In choosing the colour scheme, the couple were keen to steer away from the dingier hues of yesteryear in favour of the soft, warm tones associated with 21st-century country living. Meanwhile, contemporary features such as the in-ceiling speakers in the kitchen are much appreciated by the children – as it allows them to play music to accompany their impromptu dance sessions on the flagstone floor. The new boot room is another practical addition and since the children spend lots of time outdoors, it gets plenty of use.
Despite the modern comforts, you do not have to look hard to find traces of the building’s past. In one of the two guest bedrooms, 18th-and 19th-century visitors have etched the date into the stone window frames, while the flagstones in the entrance hall have been worn down by footsteps over centuries.

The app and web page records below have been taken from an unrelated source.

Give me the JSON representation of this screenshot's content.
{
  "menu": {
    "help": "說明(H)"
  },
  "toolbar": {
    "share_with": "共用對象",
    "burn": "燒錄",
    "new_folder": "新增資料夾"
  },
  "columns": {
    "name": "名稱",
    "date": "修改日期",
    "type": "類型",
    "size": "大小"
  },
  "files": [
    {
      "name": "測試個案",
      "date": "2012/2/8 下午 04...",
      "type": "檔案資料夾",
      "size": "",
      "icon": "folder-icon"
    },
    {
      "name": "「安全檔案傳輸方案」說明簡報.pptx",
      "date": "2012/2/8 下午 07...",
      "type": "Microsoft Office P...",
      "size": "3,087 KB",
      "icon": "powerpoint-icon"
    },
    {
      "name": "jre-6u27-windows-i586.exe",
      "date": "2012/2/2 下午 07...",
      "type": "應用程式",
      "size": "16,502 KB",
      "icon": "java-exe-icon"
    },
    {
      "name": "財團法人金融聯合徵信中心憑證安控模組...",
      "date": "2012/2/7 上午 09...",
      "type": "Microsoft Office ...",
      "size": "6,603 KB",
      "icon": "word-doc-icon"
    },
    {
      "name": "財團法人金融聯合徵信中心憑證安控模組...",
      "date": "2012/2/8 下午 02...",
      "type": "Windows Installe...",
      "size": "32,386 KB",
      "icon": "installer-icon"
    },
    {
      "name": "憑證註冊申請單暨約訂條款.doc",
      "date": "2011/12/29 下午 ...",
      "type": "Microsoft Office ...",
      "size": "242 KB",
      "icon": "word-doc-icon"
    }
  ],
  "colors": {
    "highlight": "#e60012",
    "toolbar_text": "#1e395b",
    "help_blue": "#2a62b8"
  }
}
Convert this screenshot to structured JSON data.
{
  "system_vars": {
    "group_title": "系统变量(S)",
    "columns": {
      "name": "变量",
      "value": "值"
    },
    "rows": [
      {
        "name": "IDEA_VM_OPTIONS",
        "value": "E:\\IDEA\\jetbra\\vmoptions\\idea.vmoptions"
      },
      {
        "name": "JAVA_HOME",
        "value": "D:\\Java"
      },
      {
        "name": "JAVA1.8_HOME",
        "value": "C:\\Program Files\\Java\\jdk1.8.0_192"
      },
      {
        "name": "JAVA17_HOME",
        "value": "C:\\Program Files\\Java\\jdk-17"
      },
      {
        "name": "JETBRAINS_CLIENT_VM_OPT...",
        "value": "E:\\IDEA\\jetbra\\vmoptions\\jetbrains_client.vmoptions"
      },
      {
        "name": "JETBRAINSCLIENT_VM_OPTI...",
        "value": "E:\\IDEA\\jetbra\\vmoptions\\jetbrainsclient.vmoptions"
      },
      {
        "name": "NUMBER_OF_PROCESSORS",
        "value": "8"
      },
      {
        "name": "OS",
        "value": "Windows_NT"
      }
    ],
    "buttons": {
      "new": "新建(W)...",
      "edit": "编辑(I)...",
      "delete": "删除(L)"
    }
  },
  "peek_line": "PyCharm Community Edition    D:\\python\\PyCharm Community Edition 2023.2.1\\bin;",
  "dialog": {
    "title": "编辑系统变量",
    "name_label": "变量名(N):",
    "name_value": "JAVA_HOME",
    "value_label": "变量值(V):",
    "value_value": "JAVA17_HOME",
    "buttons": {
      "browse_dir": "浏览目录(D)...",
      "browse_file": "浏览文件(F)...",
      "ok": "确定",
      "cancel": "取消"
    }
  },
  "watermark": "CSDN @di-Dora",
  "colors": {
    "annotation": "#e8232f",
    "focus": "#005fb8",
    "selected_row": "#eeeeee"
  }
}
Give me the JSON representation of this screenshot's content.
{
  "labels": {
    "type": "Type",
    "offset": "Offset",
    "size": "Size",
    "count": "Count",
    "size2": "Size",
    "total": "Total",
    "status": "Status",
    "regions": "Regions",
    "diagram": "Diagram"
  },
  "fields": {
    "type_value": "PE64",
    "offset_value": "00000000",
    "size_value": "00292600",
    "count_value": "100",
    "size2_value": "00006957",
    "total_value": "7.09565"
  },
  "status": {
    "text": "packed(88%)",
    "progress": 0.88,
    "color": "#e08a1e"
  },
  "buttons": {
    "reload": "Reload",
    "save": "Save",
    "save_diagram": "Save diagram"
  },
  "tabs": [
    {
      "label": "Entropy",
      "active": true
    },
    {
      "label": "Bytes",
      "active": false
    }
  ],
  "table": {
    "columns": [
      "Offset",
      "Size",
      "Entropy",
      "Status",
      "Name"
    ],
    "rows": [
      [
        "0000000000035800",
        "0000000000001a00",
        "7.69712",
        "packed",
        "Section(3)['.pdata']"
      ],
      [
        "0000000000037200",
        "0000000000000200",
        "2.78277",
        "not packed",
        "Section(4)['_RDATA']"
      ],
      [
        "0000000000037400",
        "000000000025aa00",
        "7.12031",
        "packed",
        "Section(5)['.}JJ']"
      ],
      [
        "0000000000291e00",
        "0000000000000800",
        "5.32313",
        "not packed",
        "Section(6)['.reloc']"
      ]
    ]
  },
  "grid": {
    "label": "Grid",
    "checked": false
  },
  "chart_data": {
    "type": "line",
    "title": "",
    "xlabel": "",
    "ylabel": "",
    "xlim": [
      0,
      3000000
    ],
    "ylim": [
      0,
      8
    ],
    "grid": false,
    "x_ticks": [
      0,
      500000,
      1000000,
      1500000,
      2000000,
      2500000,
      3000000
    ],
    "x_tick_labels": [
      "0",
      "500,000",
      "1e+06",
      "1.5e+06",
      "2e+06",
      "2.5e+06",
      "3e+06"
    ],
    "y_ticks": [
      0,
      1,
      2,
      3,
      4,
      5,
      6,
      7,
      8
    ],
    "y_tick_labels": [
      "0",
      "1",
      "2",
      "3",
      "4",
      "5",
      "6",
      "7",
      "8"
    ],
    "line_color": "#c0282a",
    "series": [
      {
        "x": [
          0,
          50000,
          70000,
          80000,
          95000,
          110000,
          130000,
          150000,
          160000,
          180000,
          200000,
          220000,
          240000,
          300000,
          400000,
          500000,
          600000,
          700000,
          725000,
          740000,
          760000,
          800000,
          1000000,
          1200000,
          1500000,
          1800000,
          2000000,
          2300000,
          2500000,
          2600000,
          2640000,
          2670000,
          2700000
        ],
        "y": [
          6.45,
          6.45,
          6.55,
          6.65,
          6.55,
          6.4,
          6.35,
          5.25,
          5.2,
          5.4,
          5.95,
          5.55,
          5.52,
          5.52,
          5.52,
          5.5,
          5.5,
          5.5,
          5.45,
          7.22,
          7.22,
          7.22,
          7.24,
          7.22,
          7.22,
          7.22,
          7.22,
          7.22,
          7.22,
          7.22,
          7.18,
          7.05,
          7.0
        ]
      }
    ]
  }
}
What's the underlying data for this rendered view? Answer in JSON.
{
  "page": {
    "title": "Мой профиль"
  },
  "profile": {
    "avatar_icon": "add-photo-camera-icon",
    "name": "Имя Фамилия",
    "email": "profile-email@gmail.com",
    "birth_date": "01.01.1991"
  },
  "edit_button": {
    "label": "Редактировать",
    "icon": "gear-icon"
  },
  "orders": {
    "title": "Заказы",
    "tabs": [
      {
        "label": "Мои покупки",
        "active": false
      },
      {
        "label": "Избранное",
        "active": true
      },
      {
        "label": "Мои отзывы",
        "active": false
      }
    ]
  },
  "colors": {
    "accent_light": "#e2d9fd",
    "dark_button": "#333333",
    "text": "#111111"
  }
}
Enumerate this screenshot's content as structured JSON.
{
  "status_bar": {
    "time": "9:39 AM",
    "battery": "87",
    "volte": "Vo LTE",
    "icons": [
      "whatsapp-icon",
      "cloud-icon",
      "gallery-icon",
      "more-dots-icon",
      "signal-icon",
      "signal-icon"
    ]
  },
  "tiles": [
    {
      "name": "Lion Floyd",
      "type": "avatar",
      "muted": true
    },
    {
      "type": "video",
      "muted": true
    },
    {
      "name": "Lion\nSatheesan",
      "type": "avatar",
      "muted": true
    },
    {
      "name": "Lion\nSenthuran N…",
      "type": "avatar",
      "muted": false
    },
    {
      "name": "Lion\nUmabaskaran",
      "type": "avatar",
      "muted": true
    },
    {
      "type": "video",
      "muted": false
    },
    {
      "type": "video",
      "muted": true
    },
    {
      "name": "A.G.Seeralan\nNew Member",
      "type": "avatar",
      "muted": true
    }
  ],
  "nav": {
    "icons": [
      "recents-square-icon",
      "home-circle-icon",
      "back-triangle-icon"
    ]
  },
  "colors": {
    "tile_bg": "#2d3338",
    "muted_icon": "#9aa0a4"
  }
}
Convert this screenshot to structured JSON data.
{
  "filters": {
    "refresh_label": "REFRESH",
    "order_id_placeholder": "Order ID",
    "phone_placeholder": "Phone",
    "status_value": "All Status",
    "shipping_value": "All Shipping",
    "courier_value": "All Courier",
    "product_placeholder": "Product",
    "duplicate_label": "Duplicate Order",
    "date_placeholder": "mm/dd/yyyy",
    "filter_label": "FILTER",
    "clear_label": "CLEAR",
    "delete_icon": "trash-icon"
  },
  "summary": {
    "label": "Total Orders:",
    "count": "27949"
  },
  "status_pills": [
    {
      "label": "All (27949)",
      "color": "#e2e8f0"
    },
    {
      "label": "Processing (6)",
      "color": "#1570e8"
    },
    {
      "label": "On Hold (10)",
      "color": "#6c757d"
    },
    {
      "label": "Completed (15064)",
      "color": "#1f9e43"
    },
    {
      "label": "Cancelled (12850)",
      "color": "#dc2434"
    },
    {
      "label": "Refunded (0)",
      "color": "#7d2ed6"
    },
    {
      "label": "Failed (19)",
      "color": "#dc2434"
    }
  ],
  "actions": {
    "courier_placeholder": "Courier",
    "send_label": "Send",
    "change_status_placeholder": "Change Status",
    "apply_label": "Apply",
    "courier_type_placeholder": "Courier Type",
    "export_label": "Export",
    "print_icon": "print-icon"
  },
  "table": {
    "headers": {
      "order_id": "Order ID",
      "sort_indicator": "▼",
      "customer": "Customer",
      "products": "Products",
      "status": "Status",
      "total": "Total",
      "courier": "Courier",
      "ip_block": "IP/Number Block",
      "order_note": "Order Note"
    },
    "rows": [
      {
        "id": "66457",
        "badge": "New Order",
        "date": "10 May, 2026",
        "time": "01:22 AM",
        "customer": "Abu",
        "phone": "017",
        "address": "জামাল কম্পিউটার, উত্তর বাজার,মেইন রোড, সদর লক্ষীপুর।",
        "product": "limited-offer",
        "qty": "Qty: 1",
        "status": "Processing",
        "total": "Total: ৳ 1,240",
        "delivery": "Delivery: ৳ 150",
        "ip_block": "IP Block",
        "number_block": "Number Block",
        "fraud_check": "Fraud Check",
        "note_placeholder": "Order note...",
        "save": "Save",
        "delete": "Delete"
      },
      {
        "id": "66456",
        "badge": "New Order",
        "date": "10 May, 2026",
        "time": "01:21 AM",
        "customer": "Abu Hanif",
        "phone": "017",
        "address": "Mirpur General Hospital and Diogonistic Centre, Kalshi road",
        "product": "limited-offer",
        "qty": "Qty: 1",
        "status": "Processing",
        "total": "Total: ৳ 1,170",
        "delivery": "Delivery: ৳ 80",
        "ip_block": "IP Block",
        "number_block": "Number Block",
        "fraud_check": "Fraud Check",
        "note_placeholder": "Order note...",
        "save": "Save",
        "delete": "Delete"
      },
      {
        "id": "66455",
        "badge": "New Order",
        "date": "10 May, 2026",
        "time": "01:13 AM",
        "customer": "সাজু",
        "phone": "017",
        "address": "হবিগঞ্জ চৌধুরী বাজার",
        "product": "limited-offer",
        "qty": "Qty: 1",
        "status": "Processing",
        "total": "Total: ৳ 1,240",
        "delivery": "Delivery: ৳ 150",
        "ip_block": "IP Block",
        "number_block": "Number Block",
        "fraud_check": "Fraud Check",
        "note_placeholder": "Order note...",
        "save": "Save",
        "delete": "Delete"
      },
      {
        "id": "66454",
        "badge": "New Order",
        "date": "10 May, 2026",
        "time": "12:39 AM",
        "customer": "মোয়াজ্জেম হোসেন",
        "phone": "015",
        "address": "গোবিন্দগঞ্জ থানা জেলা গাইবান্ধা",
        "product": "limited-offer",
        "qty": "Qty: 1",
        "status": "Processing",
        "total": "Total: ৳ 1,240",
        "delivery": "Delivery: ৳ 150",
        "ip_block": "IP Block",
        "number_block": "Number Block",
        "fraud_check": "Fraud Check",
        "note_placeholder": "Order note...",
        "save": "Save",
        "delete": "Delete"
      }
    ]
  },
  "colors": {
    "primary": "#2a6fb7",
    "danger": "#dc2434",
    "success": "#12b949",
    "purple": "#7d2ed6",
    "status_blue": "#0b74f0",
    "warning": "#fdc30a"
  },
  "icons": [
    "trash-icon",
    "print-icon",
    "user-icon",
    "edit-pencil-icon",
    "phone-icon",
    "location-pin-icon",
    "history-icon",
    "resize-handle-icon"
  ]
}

To create a sense of warmth and depth, the cabinets have been painted in a variety of subtle shades of grey. The huge cracked wooden posts enhance the relaxed feel while cleverly breaking up the expanse of space.
This stair runner inspired the colours throughout the house. The stone steps, worn down over generations, are one of the best-loved features.
A 16th-century-style dining table was chosen as a nod to the property’s historic past.
‘Every good country home should have a boot room,’ says interior designer Emma. This one replaced the laundry room, which was moved to the top of the house.
The former dining room in the Georgian part of the house is now filled with generous sofas for all the family to enjoy.
This glass box-shaped design replaced an extension built by the previous owners. ‘It is impossible to match a building of this age,’ says the homeowner, ‘so we felt it would be better to do something completely different.’
The textured limestone, chosen to match the original flagstones, mimics the wear and tear created by generations of footsteps.
The hand-blocked wallpaper in nursery bedroom was one of the owner’s favourite finds for the house.
The ceiling was raised to create a loftier space that befits the opulent French bed.
This is the homeowner’s favourite room in the house: ‘It’s so pretty, but in a way that isn’t overpowering.’
Photography/ David Cleveland